Stanford University is putting a strong foot forward to make its school more affordable to all families.
Last week, the prestigious university announced that it was expanding its financial aid by increasing the income threshold at which parents are not expected to contribute to the school’s tuition. Under its new policy, Stanford will provide free tuition to students whose families earn less than $125,000, which is up from its current $100,000 income cut off. Also, students who come from families with an annual income less than $65,000, up from its current standard of $60,000, will pay zero contribution towards not only tuition, but also room and board.
“Our highest priority is that Stanford remain affordable and accessible to the most talented students, regardless of their financial circumstances,” said Provost John Etchemendy. “Our generous financial aid program accomplishes that, and these enhancements will help even more families, including those in the middle class, afford Stanford without going into debt. Over half of our undergraduates receive financial aid from Stanford, and we are pleased that this program will make it even easier for students to thrive here.”

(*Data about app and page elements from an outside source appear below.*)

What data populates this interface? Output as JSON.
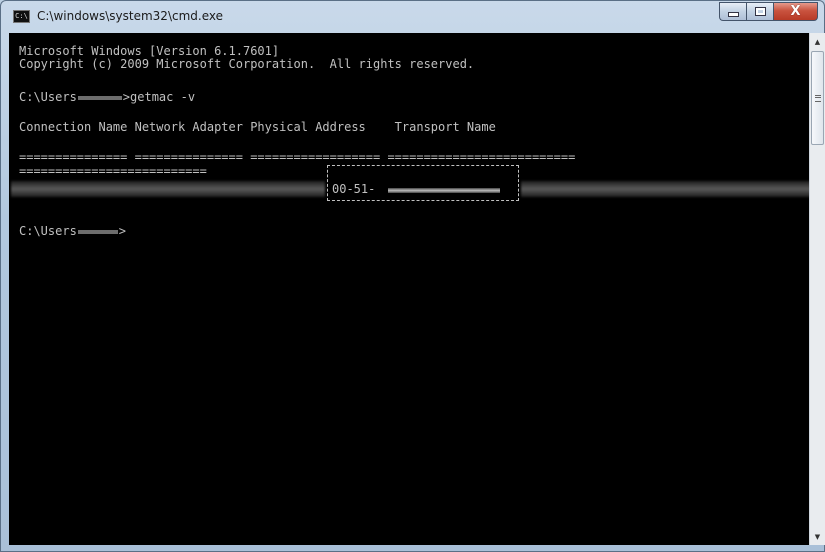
{
  "window": {
    "title": "C:\\windows\\system32\\cmd.exe",
    "app_icon_text": "C:\\",
    "close_glyph": "X"
  },
  "console": {
    "lines": {
      "l1": "Microsoft Windows [Version 6.1.7601]",
      "l2": "Copyright (c) 2009 Microsoft Corporation.  All rights reserved.",
      "l3_prefix": "C:\\Users",
      "l3_command": ">getmac -v",
      "l4_headers": "Connection Name Network Adapter Physical Address    Transport Name",
      "l5_separators": "=============== =============== ================== ==========================",
      "l6_separator_continuation": "==========================",
      "mac_prefix": "00-51-",
      "l8_prefix": "C:\\Users",
      "l8_suffix": ">"
    }
  },
  "colors": {
    "console_background": "#000000",
    "console_text": "#c0c0c0",
    "close_button": "#c9533f"
  }
}
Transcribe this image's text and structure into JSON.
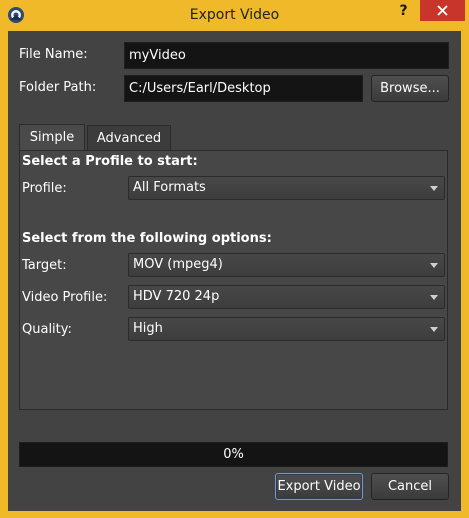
{
  "window": {
    "title": "Export Video",
    "help_label": "?",
    "accent_color": "#f0b929",
    "close_color": "#c7352b"
  },
  "form": {
    "file_name_label": "File Name:",
    "file_name_value": "myVideo",
    "folder_path_label": "Folder Path:",
    "folder_path_value": "C:/Users/Earl/Desktop",
    "browse_label": "Browse..."
  },
  "tabs": [
    {
      "label": "Simple",
      "active": true
    },
    {
      "label": "Advanced",
      "active": false
    }
  ],
  "simple": {
    "profile_heading": "Select a Profile to start:",
    "profile_label": "Profile:",
    "profile_value": "All Formats",
    "options_heading": "Select from the following options:",
    "target_label": "Target:",
    "target_value": "MOV (mpeg4)",
    "video_profile_label": "Video Profile:",
    "video_profile_value": "HDV 720 24p",
    "quality_label": "Quality:",
    "quality_value": "High"
  },
  "progress": {
    "text": "0%",
    "fraction": 0
  },
  "actions": {
    "export_label": "Export Video",
    "cancel_label": "Cancel"
  }
}
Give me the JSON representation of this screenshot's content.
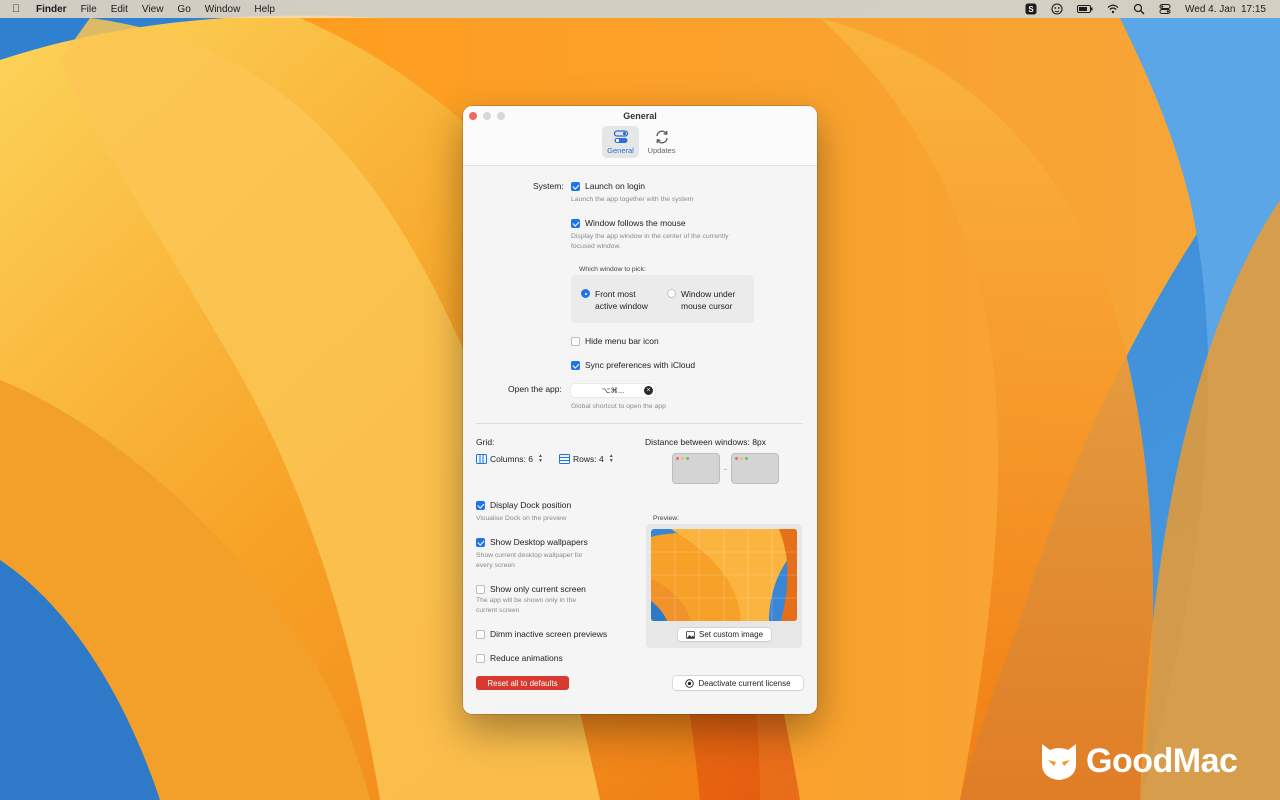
{
  "menubar": {
    "app_name": "Finder",
    "menus": [
      "File",
      "Edit",
      "View",
      "Go",
      "Window",
      "Help"
    ],
    "clock": "Wed 4. Jan  17:15",
    "icons": [
      "apple-icon",
      "s-app-icon",
      "cloud-app-icon",
      "battery-icon",
      "wifi-icon",
      "search-icon",
      "control-center-icon"
    ]
  },
  "window": {
    "title": "General",
    "tabs": [
      {
        "label": "General",
        "icon": "toggles-icon",
        "active": true
      },
      {
        "label": "Updates",
        "icon": "refresh-icon",
        "active": false
      }
    ]
  },
  "system": {
    "section_label": "System:",
    "launch_on_login": {
      "label": "Launch on login",
      "checked": true,
      "desc": "Launch the app together with the system"
    },
    "window_follows": {
      "label": "Window follows the mouse",
      "checked": true,
      "desc_line1": "Display the app window in the center of the currently",
      "desc_line2": "focused window."
    },
    "which_window": {
      "label": "Which window to pick:",
      "option1_line1": "Front most",
      "option1_line2": "active window",
      "option2_line1": "Window under",
      "option2_line2": "mouse cursor",
      "selected": "Front most active window"
    },
    "hide_menu_bar_icon": {
      "label": "Hide menu bar icon",
      "checked": false
    },
    "sync_icloud": {
      "label": "Sync preferences with iCloud",
      "checked": true
    },
    "open_app": {
      "label": "Open the app:",
      "shortcut": "⌥⌘...",
      "desc": "Global shortcut to open the app"
    }
  },
  "grid": {
    "label": "Grid:",
    "columns_label": "Columns: 6",
    "rows_label": "Rows: 4",
    "distance_label": "Distance between windows: 8px"
  },
  "options": {
    "display_dock": {
      "label": "Display Dock position",
      "checked": true,
      "desc": "Visualise Dock on the preview"
    },
    "show_wallpapers": {
      "label": "Show Desktop wallpapers",
      "checked": true,
      "desc_line1": "Show current desktop wallpaper for",
      "desc_line2": "every screen"
    },
    "show_only_current": {
      "label": "Show only current screen",
      "checked": false,
      "desc_line1": "The app will be shown only in the",
      "desc_line2": "current screen"
    },
    "dimm_inactive": {
      "label": "Dimm inactive screen previews",
      "checked": false
    },
    "reduce_animations": {
      "label": "Reduce animations",
      "checked": false
    }
  },
  "preview": {
    "label": "Preview:",
    "set_custom_image": "Set custom image"
  },
  "buttons": {
    "reset": "Reset all to defaults",
    "deactivate": "Deactivate current license"
  },
  "watermark": {
    "text": "GoodMac"
  },
  "colors": {
    "accent": "#1f74e8",
    "danger": "#d83a30",
    "wallpaper_orange": "#f39a1d"
  }
}
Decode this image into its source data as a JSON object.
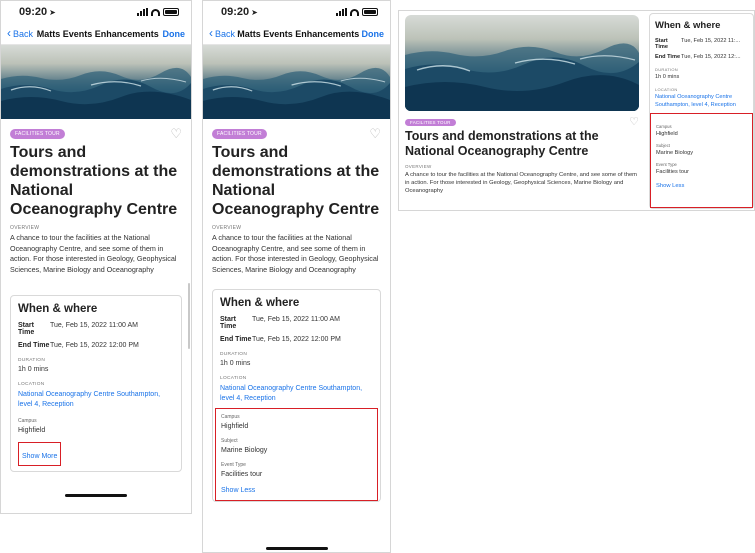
{
  "status": {
    "time": "09:20"
  },
  "nav": {
    "back": "Back",
    "title": "Matts Events Enhancements",
    "done": "Done"
  },
  "event": {
    "tag": "FACILITIES TOUR",
    "title": "Tours and demonstrations at the National Oceanography Centre",
    "overview_label": "OVERVIEW",
    "description": "A chance to tour the facilities at the National Oceanography Centre, and see some of them in action. For those interested in Geology, Geophysical Sciences, Marine Biology and Oceanography"
  },
  "when_where": {
    "heading": "When & where",
    "start_label": "Start Time",
    "start_value": "Tue, Feb 15, 2022 11:00 AM",
    "end_label": "End Time",
    "end_value": "Tue, Feb 15, 2022 12:00 PM",
    "web_start_value": "Tue, Feb 15, 2022 11:...",
    "web_end_value": "Tue, Feb 15, 2022 12:...",
    "duration_label": "DURATION",
    "duration_value": "1h 0 mins",
    "location_label": "LOCATION",
    "location_value": "National Oceanography Centre Southampton, level 4, Reception",
    "campus_label": "Campus",
    "campus_value": "Highfield",
    "subject_label": "Subject",
    "subject_value": "Marine Biology",
    "event_type_label": "Event Type",
    "event_type_value": "Facilities tour",
    "show_more": "Show More",
    "show_less": "Show Less"
  },
  "colors": {
    "link": "#1a73e8",
    "highlight": "#d81f26",
    "tag": "#c27ed6"
  },
  "icons": {
    "back": "chevron-left-icon",
    "favorite": "heart-outline-icon",
    "location_arrow": "location-arrow-icon"
  }
}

While the university is eliminating the contribution cost for parents, its students are expected to pay up to $5,000 each year from summer earnings, savings and part-time work. However, there’s no rule that parents can’t help cover their child’s required contribution.
Currently, the annual cost for a typical Stanford student before financial aid is $65,000, with 77 percent of undergraduates leaving the institution debt free. Their expansive financial aid package is made possible by enrolling a high portion of wealthy students, who pay higher tuition that helps subsidize lower-income peers. Stanford is also one of the world’s richest universities, with an endowment of $21 billion.